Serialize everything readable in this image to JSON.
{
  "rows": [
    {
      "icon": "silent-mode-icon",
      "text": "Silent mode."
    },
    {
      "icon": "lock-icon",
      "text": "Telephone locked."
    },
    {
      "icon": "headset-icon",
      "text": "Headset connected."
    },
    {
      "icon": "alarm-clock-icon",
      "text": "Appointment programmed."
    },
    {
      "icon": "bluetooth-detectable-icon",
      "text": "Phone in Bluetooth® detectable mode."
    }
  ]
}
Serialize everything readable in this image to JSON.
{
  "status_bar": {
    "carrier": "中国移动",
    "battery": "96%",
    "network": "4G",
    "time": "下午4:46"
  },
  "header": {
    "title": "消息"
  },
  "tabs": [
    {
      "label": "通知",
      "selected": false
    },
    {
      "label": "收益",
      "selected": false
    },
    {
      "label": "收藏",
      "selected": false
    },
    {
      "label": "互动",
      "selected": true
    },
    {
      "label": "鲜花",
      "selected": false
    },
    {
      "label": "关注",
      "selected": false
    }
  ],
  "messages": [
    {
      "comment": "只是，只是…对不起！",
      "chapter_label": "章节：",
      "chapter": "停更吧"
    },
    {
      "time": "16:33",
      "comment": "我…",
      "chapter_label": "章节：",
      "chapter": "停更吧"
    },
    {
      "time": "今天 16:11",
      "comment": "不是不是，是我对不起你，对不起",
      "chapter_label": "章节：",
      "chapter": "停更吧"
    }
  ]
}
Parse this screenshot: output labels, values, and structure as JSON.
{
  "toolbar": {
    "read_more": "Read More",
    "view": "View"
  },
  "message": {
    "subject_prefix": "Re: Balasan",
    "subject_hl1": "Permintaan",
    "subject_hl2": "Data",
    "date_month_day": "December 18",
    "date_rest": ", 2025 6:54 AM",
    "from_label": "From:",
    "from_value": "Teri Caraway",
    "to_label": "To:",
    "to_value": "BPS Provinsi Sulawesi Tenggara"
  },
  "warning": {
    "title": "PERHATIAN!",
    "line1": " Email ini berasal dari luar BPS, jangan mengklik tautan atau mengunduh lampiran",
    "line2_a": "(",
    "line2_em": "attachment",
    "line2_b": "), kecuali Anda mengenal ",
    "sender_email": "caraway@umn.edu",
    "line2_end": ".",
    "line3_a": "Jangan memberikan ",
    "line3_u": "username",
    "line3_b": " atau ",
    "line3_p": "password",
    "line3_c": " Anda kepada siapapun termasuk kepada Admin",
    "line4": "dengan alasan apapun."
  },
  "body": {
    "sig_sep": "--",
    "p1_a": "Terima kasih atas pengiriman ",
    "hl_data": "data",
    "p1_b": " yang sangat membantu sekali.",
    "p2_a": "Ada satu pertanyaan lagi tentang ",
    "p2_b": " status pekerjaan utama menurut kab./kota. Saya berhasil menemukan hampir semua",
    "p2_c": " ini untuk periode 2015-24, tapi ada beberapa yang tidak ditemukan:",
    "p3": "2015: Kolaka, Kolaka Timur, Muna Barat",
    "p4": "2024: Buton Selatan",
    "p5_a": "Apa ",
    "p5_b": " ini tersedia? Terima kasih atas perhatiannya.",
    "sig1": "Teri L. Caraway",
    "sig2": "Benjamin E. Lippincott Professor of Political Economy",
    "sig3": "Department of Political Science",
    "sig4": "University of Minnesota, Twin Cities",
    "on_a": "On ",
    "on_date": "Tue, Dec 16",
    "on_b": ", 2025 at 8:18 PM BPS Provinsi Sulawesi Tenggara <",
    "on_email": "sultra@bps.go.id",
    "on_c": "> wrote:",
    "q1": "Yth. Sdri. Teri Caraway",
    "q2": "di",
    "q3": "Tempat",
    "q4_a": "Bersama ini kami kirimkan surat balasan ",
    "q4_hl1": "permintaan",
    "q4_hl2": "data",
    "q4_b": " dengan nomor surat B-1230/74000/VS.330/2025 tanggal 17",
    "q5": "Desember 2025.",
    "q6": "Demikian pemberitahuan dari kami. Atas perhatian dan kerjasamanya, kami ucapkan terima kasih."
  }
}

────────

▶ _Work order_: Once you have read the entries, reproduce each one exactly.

▶ _Output of the task_:
Serialize everything readable in this image to JSON.
{
  "rows": [
    {
      "icon": "silent-mode-icon",
      "text": "Silent mode."
    },
    {
      "icon": "lock-icon",
      "text": "Telephone locked."
    },
    {
      "icon": "headset-icon",
      "text": "Headset connected."
    },
    {
      "icon": "alarm-clock-icon",
      "text": "Appointment programmed."
    },
    {
      "icon": "bluetooth-detectable-icon",
      "text": "Phone in Bluetooth® detectable mode."
    }
  ]
}
Serialize everything readable in this image to JSON.
{
  "status_bar": {
    "carrier": "中国移动",
    "battery": "96%",
    "network": "4G",
    "time": "下午4:46"
  },
  "header": {
    "title": "消息"
  },
  "tabs": [
    {
      "label": "通知",
      "selected": false
    },
    {
      "label": "收益",
      "selected": false
    },
    {
      "label": "收藏",
      "selected": false
    },
    {
      "label": "互动",
      "selected": true
    },
    {
      "label": "鲜花",
      "selected": false
    },
    {
      "label": "关注",
      "selected": false
    }
  ],
  "messages": [
    {
      "comment": "只是，只是…对不起！",
      "chapter_label": "章节：",
      "chapter": "停更吧"
    },
    {
      "time": "16:33",
      "comment": "我…",
      "chapter_label": "章节：",
      "chapter": "停更吧"
    },
    {
      "time": "今天 16:11",
      "comment": "不是不是，是我对不起你，对不起",
      "chapter_label": "章节：",
      "chapter": "停更吧"
    }
  ]
}
Parse this screenshot: output labels, values, and structure as JSON.
{
  "toolbar": {
    "read_more": "Read More",
    "view": "View"
  },
  "message": {
    "subject_prefix": "Re: Balasan",
    "subject_hl1": "Permintaan",
    "subject_hl2": "Data",
    "date_month_day": "December 18",
    "date_rest": ", 2025 6:54 AM",
    "from_label": "From:",
    "from_value": "Teri Caraway",
    "to_label": "To:",
    "to_value": "BPS Provinsi Sulawesi Tenggara"
  },
  "warning": {
    "title": "PERHATIAN!",
    "line1": " Email ini berasal dari luar BPS, jangan mengklik tautan atau mengunduh lampiran",
    "line2_a": "(",
    "line2_em": "attachment",
    "line2_b": "), kecuali Anda mengenal ",
    "sender_email": "caraway@umn.edu",
    "line2_end": ".",
    "line3_a": "Jangan memberikan ",
    "line3_u": "username",
    "line3_b": " atau ",
    "line3_p": "password",
    "line3_c": " Anda kepada siapapun termasuk kepada Admin",
    "line4": "dengan alasan apapun."
  },
  "body": {
    "sig_sep": "--",
    "p1_a": "Terima kasih atas pengiriman ",
    "hl_data": "data",
    "p1_b": " yang sangat membantu sekali.",
    "p2_a": "Ada satu pertanyaan lagi tentang ",
    "p2_b": " status pekerjaan utama menurut kab./kota. Saya berhasil menemukan hampir semua",
    "p2_c": " ini untuk periode 2015-24, tapi ada beberapa yang tidak ditemukan:",
    "p3": "2015: Kolaka, Kolaka Timur, Muna Barat",
    "p4": "2024: Buton Selatan",
    "p5_a": "Apa ",
    "p5_b": " ini tersedia? Terima kasih atas perhatiannya.",
    "sig1": "Teri L. Caraway",
    "sig2": "Benjamin E. Lippincott Professor of Political Economy",
    "sig3": "Department of Political Science",
    "sig4": "University of Minnesota, Twin Cities",
    "on_a": "On ",
    "on_date": "Tue, Dec 16",
    "on_b": ", 2025 at 8:18 PM BPS Provinsi Sulawesi Tenggara <",
    "on_email": "sultra@bps.go.id",
    "on_c": "> wrote:",
    "q1": "Yth. Sdri. Teri Caraway",
    "q2": "di",
    "q3": "Tempat",
    "q4_a": "Bersama ini kami kirimkan surat balasan ",
    "q4_hl1": "permintaan",
    "q4_hl2": "data",
    "q4_b": " dengan nomor surat B-1230/74000/VS.330/2025 tanggal 17",
    "q5": "Desember 2025.",
    "q6": "Demikian pemberitahuan dari kami. Atas perhatian dan kerjasamanya, kami ucapkan terima kasih."
  }
}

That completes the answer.